=== Section Start ===
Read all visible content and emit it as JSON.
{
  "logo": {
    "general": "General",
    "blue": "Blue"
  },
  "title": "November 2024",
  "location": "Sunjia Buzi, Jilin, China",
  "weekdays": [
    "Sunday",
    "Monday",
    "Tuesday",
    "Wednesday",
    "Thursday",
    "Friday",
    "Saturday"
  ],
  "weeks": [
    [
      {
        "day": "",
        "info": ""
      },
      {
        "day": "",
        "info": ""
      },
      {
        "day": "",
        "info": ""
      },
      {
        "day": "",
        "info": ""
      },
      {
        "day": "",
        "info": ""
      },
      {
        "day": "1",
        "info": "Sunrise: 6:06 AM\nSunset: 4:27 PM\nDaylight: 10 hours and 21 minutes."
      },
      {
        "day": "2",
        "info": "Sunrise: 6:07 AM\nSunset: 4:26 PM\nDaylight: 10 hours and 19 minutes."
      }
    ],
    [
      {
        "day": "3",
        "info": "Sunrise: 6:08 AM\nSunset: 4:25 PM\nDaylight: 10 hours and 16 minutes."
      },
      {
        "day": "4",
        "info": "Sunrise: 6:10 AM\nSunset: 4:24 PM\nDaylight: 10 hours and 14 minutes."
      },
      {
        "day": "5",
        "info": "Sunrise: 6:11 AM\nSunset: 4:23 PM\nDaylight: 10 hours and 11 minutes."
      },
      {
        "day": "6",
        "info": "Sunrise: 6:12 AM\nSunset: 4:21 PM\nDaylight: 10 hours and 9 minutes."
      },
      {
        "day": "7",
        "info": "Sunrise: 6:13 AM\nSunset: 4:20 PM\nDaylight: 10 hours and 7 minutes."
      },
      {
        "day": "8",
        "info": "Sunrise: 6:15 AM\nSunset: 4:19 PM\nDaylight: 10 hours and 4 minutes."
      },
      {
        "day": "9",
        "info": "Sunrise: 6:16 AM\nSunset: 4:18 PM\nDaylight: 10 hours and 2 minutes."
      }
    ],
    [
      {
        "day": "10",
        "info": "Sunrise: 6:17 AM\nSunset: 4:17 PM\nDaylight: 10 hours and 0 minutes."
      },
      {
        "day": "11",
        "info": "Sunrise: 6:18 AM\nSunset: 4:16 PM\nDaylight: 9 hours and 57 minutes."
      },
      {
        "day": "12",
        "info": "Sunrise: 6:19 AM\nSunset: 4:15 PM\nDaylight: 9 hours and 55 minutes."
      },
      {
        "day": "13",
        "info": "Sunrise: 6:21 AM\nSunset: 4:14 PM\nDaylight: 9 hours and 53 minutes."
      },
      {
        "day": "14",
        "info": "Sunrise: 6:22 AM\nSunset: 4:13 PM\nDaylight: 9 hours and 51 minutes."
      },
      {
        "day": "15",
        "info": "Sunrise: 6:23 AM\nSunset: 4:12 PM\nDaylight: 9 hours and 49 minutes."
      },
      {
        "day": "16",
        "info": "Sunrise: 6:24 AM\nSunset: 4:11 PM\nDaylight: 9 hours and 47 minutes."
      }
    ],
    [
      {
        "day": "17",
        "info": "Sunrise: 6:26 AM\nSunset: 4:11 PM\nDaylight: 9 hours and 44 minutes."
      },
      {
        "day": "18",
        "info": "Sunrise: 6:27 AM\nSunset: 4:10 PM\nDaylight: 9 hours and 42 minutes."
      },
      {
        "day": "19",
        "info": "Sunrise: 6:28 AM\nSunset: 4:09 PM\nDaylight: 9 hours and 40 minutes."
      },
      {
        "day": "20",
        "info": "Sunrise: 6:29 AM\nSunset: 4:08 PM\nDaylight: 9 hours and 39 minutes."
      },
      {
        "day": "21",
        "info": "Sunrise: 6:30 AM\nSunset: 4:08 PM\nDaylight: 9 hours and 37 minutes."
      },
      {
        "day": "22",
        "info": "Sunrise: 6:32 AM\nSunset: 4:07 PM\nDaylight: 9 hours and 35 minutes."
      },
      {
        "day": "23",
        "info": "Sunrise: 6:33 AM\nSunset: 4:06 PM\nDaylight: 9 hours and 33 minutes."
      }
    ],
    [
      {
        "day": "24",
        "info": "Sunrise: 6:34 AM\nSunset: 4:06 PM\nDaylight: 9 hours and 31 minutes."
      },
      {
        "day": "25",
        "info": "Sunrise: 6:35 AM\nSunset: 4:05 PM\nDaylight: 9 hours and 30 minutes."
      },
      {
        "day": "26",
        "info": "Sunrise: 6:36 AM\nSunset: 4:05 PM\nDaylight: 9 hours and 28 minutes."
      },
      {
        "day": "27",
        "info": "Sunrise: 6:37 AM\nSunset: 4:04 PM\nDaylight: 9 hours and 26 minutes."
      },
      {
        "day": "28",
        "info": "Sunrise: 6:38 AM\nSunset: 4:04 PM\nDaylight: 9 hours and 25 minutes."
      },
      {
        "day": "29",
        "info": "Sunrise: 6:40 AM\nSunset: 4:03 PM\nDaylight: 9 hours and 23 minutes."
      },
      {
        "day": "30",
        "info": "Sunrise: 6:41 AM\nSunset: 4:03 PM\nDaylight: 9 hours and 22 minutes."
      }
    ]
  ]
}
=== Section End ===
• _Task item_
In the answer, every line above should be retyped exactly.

• _Output for this exercise_
Read all visible content and emit it as JSON.
{
  "logo": {
    "general": "General",
    "blue": "Blue"
  },
  "title": "November 2024",
  "location": "Sunjia Buzi, Jilin, China",
  "weekdays": [
    "Sunday",
    "Monday",
    "Tuesday",
    "Wednesday",
    "Thursday",
    "Friday",
    "Saturday"
  ],
  "weeks": [
    [
      {
        "day": "",
        "info": ""
      },
      {
        "day": "",
        "info": ""
      },
      {
        "day": "",
        "info": ""
      },
      {
        "day": "",
        "info": ""
      },
      {
        "day": "",
        "info": ""
      },
      {
        "day": "1",
        "info": "Sunrise: 6:06 AM\nSunset: 4:27 PM\nDaylight: 10 hours and 21 minutes."
      },
      {
        "day": "2",
        "info": "Sunrise: 6:07 AM\nSunset: 4:26 PM\nDaylight: 10 hours and 19 minutes."
      }
    ],
    [
      {
        "day": "3",
        "info": "Sunrise: 6:08 AM\nSunset: 4:25 PM\nDaylight: 10 hours and 16 minutes."
      },
      {
        "day": "4",
        "info": "Sunrise: 6:10 AM\nSunset: 4:24 PM\nDaylight: 10 hours and 14 minutes."
      },
      {
        "day": "5",
        "info": "Sunrise: 6:11 AM\nSunset: 4:23 PM\nDaylight: 10 hours and 11 minutes."
      },
      {
        "day": "6",
        "info": "Sunrise: 6:12 AM\nSunset: 4:21 PM\nDaylight: 10 hours and 9 minutes."
      },
      {
        "day": "7",
        "info": "Sunrise: 6:13 AM\nSunset: 4:20 PM\nDaylight: 10 hours and 7 minutes."
      },
      {
        "day": "8",
        "info": "Sunrise: 6:15 AM\nSunset: 4:19 PM\nDaylight: 10 hours and 4 minutes."
      },
      {
        "day": "9",
        "info": "Sunrise: 6:16 AM\nSunset: 4:18 PM\nDaylight: 10 hours and 2 minutes."
      }
    ],
    [
      {
        "day": "10",
        "info": "Sunrise: 6:17 AM\nSunset: 4:17 PM\nDaylight: 10 hours and 0 minutes."
      },
      {
        "day": "11",
        "info": "Sunrise: 6:18 AM\nSunset: 4:16 PM\nDaylight: 9 hours and 57 minutes."
      },
      {
        "day": "12",
        "info": "Sunrise: 6:19 AM\nSunset: 4:15 PM\nDaylight: 9 hours and 55 minutes."
      },
      {
        "day": "13",
        "info": "Sunrise: 6:21 AM\nSunset: 4:14 PM\nDaylight: 9 hours and 53 minutes."
      },
      {
        "day": "14",
        "info": "Sunrise: 6:22 AM\nSunset: 4:13 PM\nDaylight: 9 hours and 51 minutes."
      },
      {
        "day": "15",
        "info": "Sunrise: 6:23 AM\nSunset: 4:12 PM\nDaylight: 9 hours and 49 minutes."
      },
      {
        "day": "16",
        "info": "Sunrise: 6:24 AM\nSunset: 4:11 PM\nDaylight: 9 hours and 47 minutes."
      }
    ],
    [
      {
        "day": "17",
        "info": "Sunrise: 6:26 AM\nSunset: 4:11 PM\nDaylight: 9 hours and 44 minutes."
      },
      {
        "day": "18",
        "info": "Sunrise: 6:27 AM\nSunset: 4:10 PM\nDaylight: 9 hours and 42 minutes."
      },
      {
        "day": "19",
        "info": "Sunrise: 6:28 AM\nSunset: 4:09 PM\nDaylight: 9 hours and 40 minutes."
      },
      {
        "day": "20",
        "info": "Sunrise: 6:29 AM\nSunset: 4:08 PM\nDaylight: 9 hours and 39 minutes."
      },
      {
        "day": "21",
        "info": "Sunrise: 6:30 AM\nSunset: 4:08 PM\nDaylight: 9 hours and 37 minutes."
      },
      {
        "day": "22",
        "info": "Sunrise: 6:32 AM\nSunset: 4:07 PM\nDaylight: 9 hours and 35 minutes."
      },
      {
        "day": "23",
        "info": "Sunrise: 6:33 AM\nSunset: 4:06 PM\nDaylight: 9 hours and 33 minutes."
      }
    ],
    [
      {
        "day": "24",
        "info": "Sunrise: 6:34 AM\nSunset: 4:06 PM\nDaylight: 9 hours and 31 minutes."
      },
      {
        "day": "25",
        "info": "Sunrise: 6:35 AM\nSunset: 4:05 PM\nDaylight: 9 hours and 30 minutes."
      },
      {
        "day": "26",
        "info": "Sunrise: 6:36 AM\nSunset: 4:05 PM\nDaylight: 9 hours and 28 minutes."
      },
      {
        "day": "27",
        "info": "Sunrise: 6:37 AM\nSunset: 4:04 PM\nDaylight: 9 hours and 26 minutes."
      },
      {
        "day": "28",
        "info": "Sunrise: 6:38 AM\nSunset: 4:04 PM\nDaylight: 9 hours and 25 minutes."
      },
      {
        "day": "29",
        "info": "Sunrise: 6:40 AM\nSunset: 4:03 PM\nDaylight: 9 hours and 23 minutes."
      },
      {
        "day": "30",
        "info": "Sunrise: 6:41 AM\nSunset: 4:03 PM\nDaylight: 9 hours and 22 minutes."
      }
    ]
  ]
}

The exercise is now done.